◆ **DESCRIPTION OF THE TASK**: Keep only the lines of the data below that contain "loss", and copy them.
===============
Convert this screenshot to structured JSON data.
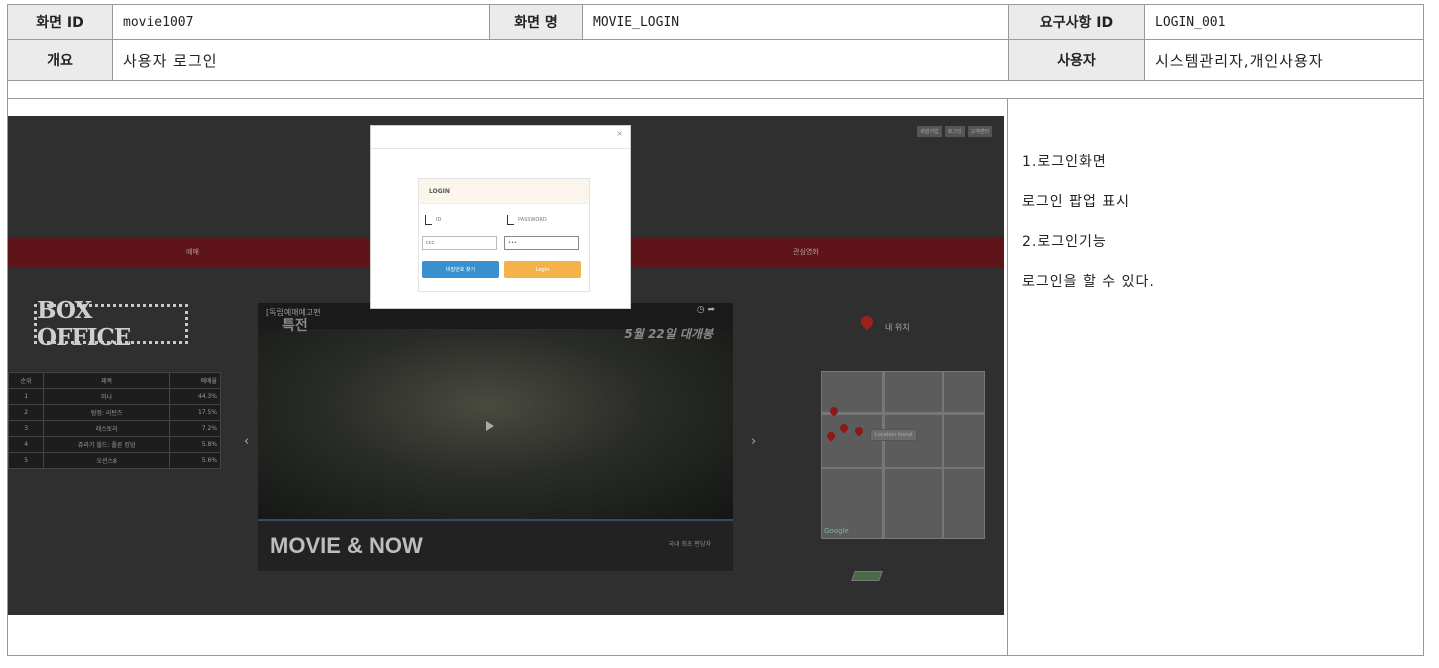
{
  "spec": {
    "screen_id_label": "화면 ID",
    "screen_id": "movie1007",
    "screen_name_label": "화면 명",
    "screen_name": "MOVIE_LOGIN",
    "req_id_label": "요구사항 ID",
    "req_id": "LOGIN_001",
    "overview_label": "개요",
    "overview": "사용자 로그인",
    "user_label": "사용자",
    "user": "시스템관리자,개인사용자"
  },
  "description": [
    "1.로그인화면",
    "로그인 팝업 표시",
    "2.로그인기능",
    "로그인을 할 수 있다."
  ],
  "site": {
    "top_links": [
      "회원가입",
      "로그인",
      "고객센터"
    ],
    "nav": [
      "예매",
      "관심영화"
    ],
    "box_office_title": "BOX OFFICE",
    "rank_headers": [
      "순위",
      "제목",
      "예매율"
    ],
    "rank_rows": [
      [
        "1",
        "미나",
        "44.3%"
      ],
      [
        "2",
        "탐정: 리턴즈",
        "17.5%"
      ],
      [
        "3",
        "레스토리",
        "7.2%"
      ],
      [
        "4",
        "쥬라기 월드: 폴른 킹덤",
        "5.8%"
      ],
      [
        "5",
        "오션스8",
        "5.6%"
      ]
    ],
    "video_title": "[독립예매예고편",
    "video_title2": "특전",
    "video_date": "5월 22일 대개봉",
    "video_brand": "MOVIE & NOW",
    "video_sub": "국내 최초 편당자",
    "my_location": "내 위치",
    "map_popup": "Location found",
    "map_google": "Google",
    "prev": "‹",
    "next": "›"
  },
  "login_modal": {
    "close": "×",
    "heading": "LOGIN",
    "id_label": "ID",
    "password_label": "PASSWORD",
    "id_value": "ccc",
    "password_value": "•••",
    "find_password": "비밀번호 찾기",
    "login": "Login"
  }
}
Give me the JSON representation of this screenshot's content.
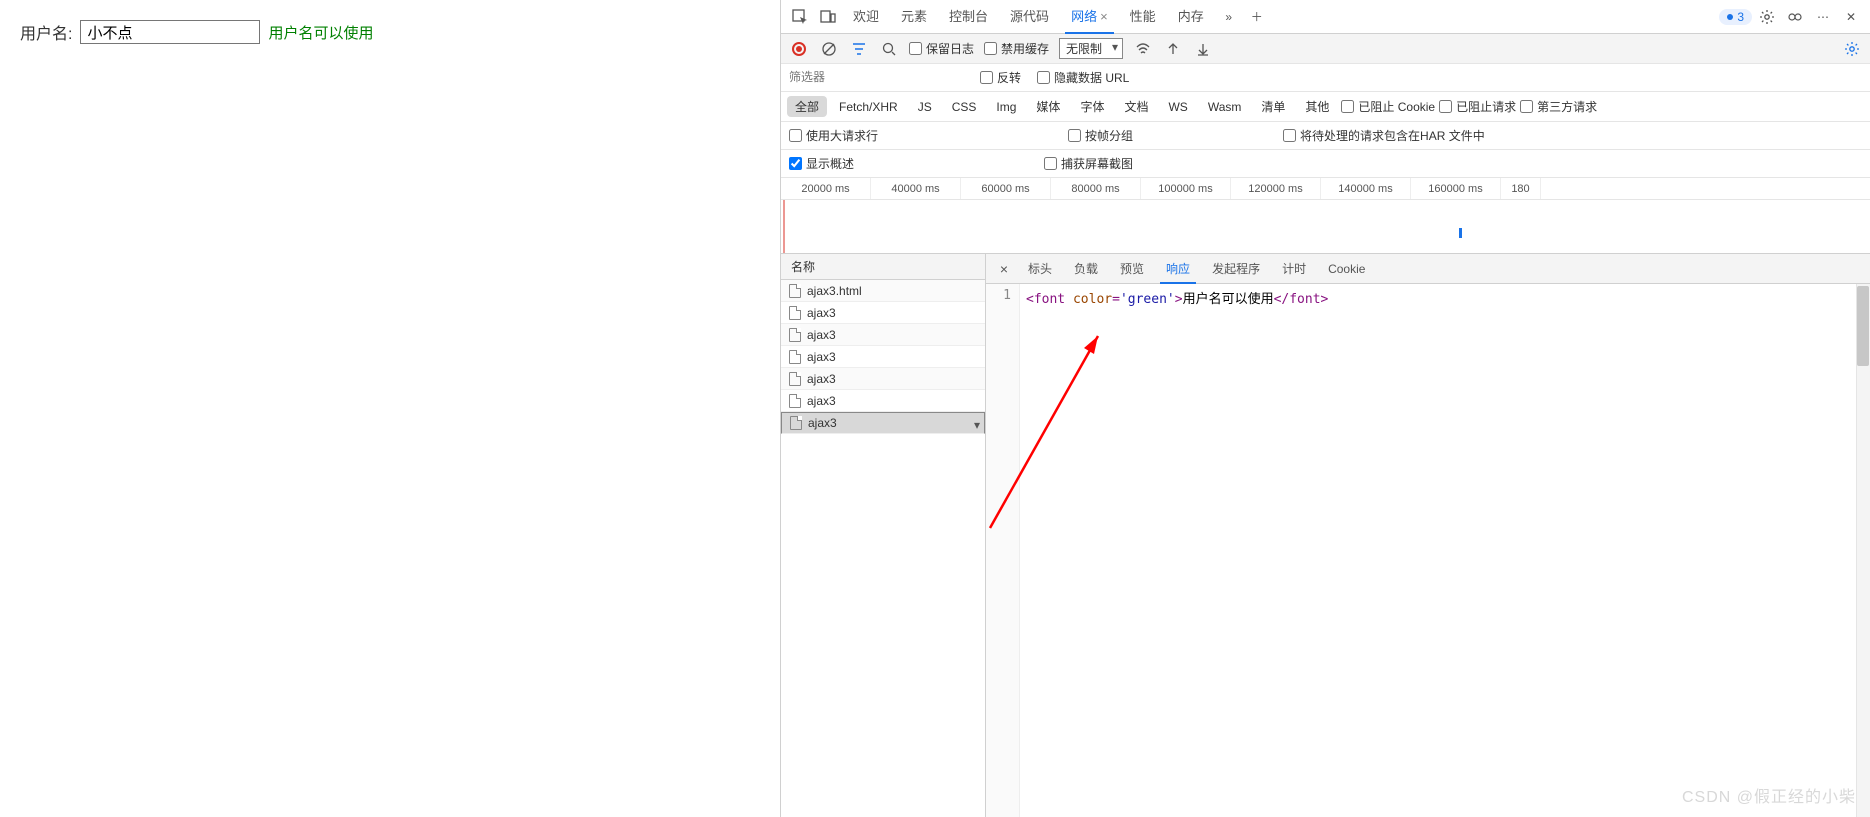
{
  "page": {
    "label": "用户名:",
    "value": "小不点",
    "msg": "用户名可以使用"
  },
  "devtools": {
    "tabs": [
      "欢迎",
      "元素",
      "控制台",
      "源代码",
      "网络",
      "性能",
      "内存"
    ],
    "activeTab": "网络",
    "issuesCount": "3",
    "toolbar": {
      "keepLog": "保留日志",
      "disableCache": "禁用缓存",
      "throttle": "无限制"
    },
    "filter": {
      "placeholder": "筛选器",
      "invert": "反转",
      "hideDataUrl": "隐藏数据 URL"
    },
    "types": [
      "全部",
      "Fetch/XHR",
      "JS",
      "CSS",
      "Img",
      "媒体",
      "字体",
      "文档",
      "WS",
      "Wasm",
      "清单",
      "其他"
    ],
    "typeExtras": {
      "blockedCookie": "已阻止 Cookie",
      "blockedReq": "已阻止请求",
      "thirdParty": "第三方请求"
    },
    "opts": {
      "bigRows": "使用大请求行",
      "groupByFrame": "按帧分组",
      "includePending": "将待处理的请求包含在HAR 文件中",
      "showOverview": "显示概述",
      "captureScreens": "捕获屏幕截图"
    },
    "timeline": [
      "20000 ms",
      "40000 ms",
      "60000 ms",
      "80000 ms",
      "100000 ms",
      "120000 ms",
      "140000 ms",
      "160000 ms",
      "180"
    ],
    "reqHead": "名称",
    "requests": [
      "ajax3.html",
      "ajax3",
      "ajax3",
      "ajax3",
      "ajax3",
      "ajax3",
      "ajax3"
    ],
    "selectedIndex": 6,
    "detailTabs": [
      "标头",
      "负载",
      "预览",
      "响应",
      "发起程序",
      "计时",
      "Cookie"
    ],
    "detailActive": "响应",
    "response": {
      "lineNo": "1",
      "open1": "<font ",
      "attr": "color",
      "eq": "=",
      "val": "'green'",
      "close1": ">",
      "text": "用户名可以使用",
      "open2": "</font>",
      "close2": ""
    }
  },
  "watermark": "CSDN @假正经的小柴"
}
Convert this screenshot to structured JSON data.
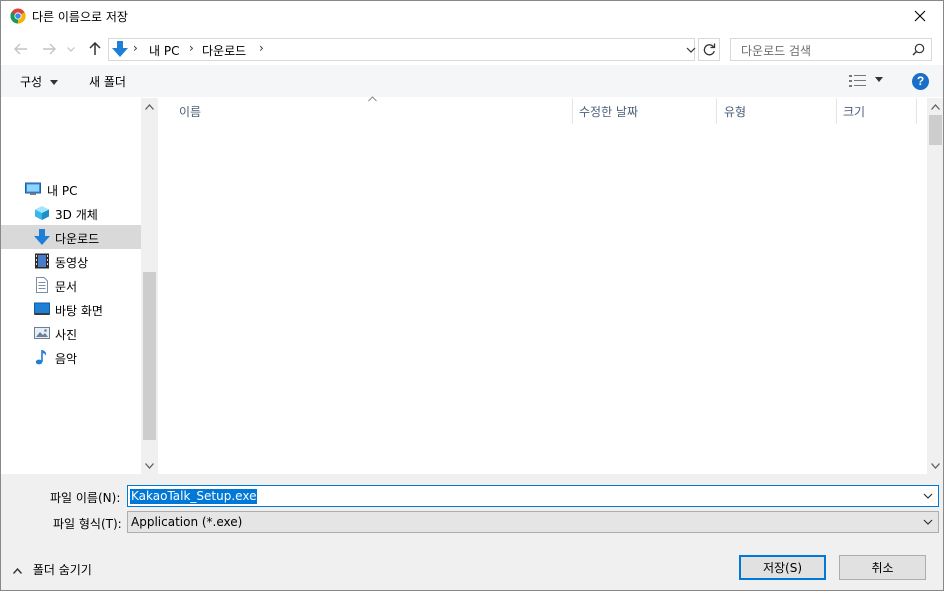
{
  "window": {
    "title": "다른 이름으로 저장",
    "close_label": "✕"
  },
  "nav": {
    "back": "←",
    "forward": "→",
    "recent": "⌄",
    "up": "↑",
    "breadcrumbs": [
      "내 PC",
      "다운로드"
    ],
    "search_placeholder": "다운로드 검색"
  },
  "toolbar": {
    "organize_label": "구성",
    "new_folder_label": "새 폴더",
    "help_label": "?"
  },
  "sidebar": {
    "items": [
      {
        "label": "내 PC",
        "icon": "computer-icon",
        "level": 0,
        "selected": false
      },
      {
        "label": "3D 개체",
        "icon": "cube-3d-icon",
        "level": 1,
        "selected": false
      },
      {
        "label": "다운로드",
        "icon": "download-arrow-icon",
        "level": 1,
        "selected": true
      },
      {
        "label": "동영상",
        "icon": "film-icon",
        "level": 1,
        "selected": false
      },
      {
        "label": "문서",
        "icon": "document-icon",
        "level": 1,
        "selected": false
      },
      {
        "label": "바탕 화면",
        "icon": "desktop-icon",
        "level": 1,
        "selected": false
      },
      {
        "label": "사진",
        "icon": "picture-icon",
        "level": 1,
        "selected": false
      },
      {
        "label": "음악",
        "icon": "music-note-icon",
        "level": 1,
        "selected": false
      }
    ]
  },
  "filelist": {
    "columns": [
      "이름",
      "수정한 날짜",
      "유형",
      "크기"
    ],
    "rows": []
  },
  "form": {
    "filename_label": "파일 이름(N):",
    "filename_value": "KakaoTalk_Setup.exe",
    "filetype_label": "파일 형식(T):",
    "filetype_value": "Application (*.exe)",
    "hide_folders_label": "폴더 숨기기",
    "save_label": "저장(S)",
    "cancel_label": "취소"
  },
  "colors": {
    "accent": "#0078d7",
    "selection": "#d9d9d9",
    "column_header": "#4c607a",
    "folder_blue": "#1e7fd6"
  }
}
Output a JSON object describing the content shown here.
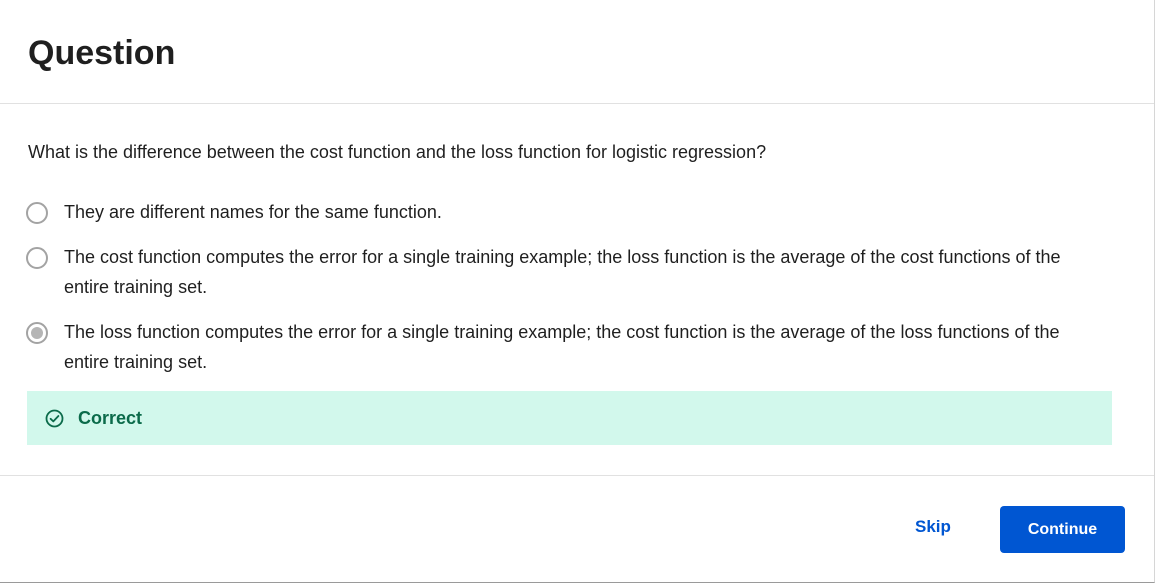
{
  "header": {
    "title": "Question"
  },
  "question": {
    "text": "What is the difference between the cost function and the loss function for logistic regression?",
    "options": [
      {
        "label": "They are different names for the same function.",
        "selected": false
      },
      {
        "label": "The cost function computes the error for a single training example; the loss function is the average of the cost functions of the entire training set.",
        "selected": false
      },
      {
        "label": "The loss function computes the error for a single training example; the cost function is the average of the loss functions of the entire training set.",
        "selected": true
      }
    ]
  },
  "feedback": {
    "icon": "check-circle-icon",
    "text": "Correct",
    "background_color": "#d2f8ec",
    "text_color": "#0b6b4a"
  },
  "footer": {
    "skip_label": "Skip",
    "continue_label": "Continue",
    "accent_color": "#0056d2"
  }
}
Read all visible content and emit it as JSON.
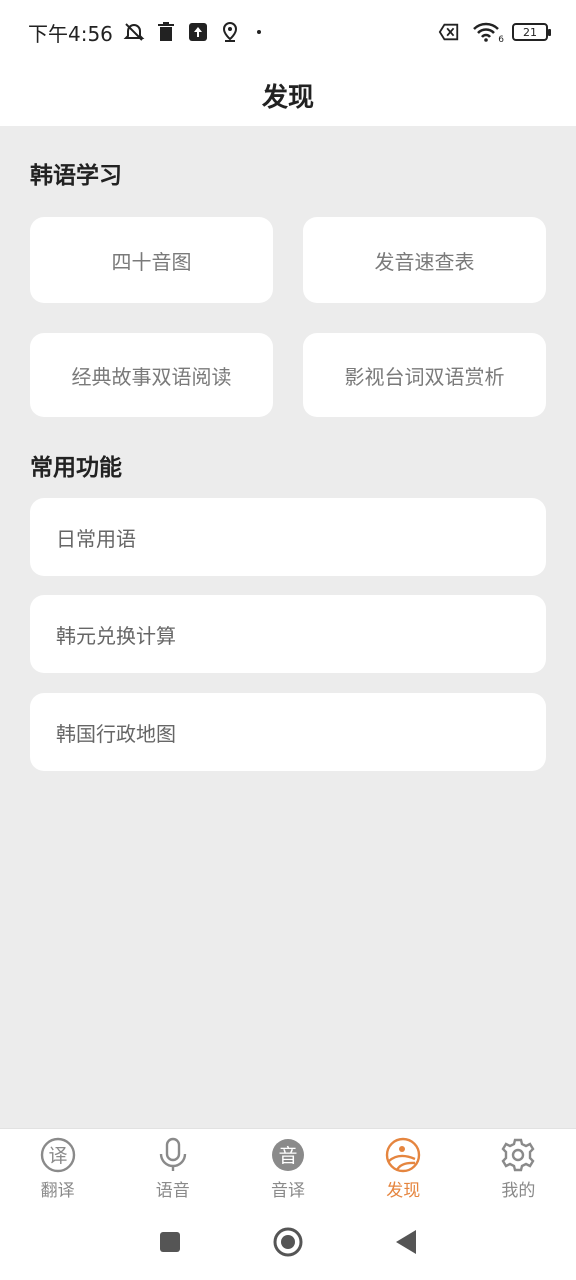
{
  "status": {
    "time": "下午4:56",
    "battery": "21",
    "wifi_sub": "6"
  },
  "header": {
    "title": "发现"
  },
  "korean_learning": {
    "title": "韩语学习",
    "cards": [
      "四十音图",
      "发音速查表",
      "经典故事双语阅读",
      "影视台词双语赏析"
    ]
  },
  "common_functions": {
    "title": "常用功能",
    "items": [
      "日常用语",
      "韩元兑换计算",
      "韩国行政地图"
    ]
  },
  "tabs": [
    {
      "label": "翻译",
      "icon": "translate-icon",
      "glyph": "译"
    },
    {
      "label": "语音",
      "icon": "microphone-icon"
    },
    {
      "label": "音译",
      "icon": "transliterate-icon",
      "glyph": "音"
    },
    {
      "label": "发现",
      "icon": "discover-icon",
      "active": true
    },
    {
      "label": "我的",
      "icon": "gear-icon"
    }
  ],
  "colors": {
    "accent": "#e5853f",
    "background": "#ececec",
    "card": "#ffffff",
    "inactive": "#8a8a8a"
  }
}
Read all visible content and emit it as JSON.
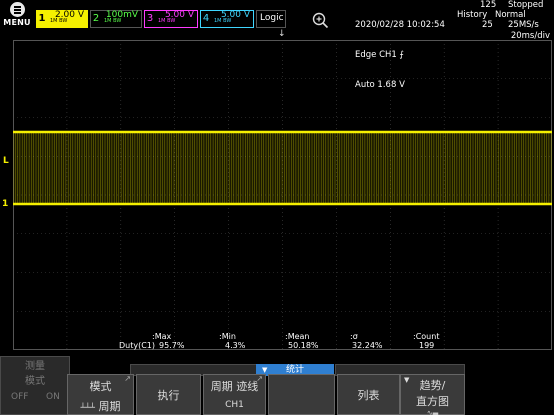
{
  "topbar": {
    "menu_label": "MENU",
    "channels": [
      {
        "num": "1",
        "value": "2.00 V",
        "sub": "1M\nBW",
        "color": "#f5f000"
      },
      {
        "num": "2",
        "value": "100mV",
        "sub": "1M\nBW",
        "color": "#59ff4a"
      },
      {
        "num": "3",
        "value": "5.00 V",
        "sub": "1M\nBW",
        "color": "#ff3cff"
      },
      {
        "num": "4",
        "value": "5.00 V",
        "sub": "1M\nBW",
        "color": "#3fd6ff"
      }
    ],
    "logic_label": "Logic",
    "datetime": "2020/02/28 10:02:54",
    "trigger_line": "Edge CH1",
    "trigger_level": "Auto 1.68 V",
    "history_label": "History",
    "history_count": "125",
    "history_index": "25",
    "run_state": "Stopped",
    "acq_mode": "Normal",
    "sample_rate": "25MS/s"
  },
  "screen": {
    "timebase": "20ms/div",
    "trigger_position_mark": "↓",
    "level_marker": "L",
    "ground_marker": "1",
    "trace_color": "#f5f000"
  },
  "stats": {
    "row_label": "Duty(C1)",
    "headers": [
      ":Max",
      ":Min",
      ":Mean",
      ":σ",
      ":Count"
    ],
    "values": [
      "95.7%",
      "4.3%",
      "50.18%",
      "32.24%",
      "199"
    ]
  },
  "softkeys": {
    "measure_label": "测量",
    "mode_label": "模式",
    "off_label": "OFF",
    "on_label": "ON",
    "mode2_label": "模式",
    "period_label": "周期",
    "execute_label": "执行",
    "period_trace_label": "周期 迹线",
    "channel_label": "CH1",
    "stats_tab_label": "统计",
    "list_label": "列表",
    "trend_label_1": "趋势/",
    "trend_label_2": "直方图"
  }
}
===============
◆ **RESULT BELOW**:
    "text": "What is the difference between the cost function and the loss function for logistic regression?",
        "label": "The cost function computes the error for a single training example; the loss function is the average of the cost functions of the entire training set.",
        "label": "The loss function computes the error for a single training example; the cost function is the average of the loss functions of the entire training set.",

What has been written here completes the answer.